Everyone seems to think...
...that removing the physical costs of production and distribution means there's a huge pot of cash being saved by us, the publishers. Everyone wants a slice: the authors and agents want better royalties, and the customers and retailers want lower prices.
In actuality, most of the cost of making a book is already spent by the time you even get to production. You're spending the money on advances, staff costs, freelance costs, permissions, etc etc. So when the files get forked off to print or epub conversion, despite the fact that the latter is largely gravy, you're still hoping that you're going to make a single figure profit margin, and that is for a Big Six publisher.
On ebooks we're paying double or triple to the author than we would on a printed book - say, 25% of receipts - the retailer's taking a big discount or commission, and the govt. is taking their VAT (which is usually less than 20% in fact, due to some arcane wrinkle that's too boring for me to actually take the time to understand.)
I agree that ebooks should be a little cheaper than print, because you're not getting the same kind of property rights as you have over print, and you're also talking about a less hand-crafted, less aesthetically-pleasing object.
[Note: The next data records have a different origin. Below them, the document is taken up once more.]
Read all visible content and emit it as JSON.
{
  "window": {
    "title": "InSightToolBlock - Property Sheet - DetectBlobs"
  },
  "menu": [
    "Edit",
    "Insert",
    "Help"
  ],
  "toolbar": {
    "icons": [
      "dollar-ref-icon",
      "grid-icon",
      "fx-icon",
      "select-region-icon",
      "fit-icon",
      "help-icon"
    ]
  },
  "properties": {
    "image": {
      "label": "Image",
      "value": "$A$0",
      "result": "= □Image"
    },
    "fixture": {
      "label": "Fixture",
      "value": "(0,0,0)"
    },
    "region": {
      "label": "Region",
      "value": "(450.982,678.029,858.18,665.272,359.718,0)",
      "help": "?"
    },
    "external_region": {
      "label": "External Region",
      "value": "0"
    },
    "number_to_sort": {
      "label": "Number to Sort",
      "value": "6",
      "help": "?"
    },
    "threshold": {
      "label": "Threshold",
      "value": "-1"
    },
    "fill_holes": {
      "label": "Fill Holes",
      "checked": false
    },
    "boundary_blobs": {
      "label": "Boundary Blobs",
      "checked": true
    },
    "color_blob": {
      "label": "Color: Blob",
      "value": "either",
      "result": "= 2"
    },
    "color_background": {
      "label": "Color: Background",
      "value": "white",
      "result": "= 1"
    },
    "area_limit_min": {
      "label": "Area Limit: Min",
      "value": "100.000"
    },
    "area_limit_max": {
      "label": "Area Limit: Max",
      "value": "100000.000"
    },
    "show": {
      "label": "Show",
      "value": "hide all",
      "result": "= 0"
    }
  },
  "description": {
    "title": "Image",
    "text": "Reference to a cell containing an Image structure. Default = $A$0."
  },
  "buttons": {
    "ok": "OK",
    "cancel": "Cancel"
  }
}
But please don't make assumptions about the economics of publishing if you've never actually read a publishing P&L statement.